Work task: I need the records below retyped exactly.

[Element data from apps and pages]
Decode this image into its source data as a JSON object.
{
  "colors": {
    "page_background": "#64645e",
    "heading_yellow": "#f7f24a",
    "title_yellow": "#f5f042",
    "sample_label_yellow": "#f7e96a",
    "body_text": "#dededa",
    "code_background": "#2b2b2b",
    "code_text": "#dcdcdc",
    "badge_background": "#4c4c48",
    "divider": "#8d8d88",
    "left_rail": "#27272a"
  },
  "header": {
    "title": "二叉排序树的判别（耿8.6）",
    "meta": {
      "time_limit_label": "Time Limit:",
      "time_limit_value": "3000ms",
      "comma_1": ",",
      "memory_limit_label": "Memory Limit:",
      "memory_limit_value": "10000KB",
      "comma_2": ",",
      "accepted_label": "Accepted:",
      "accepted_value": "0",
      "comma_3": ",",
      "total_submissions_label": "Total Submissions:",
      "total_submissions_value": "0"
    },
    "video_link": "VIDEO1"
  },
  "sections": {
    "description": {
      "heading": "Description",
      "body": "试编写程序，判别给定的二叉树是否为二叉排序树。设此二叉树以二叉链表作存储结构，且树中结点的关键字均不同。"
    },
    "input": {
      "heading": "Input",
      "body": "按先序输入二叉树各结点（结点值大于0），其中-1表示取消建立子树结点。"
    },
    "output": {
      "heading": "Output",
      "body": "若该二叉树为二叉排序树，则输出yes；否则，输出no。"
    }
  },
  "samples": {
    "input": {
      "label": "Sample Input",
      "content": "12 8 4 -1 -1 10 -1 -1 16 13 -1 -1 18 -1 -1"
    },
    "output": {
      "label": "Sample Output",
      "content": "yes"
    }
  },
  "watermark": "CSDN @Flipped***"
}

Finished task:
Decode this image into its source data as a JSON object.
{
  "colors": {
    "page_background": "#64645e",
    "heading_yellow": "#f7f24a",
    "title_yellow": "#f5f042",
    "sample_label_yellow": "#f7e96a",
    "body_text": "#dededa",
    "code_background": "#2b2b2b",
    "code_text": "#dcdcdc",
    "badge_background": "#4c4c48",
    "divider": "#8d8d88",
    "left_rail": "#27272a"
  },
  "header": {
    "title": "二叉排序树的判别（耿8.6）",
    "meta": {
      "time_limit_label": "Time Limit:",
      "time_limit_value": "3000ms",
      "comma_1": ",",
      "memory_limit_label": "Memory Limit:",
      "memory_limit_value": "10000KB",
      "comma_2": ",",
      "accepted_label": "Accepted:",
      "accepted_value": "0",
      "comma_3": ",",
      "total_submissions_label": "Total Submissions:",
      "total_submissions_value": "0"
    },
    "video_link": "VIDEO1"
  },
  "sections": {
    "description": {
      "heading": "Description",
      "body": "试编写程序，判别给定的二叉树是否为二叉排序树。设此二叉树以二叉链表作存储结构，且树中结点的关键字均不同。"
    },
    "input": {
      "heading": "Input",
      "body": "按先序输入二叉树各结点（结点值大于0），其中-1表示取消建立子树结点。"
    },
    "output": {
      "heading": "Output",
      "body": "若该二叉树为二叉排序树，则输出yes；否则，输出no。"
    }
  },
  "samples": {
    "input": {
      "label": "Sample Input",
      "content": "12 8 4 -1 -1 10 -1 -1 16 13 -1 -1 18 -1 -1"
    },
    "output": {
      "label": "Sample Output",
      "content": "yes"
    }
  },
  "watermark": "CSDN @Flipped***"
}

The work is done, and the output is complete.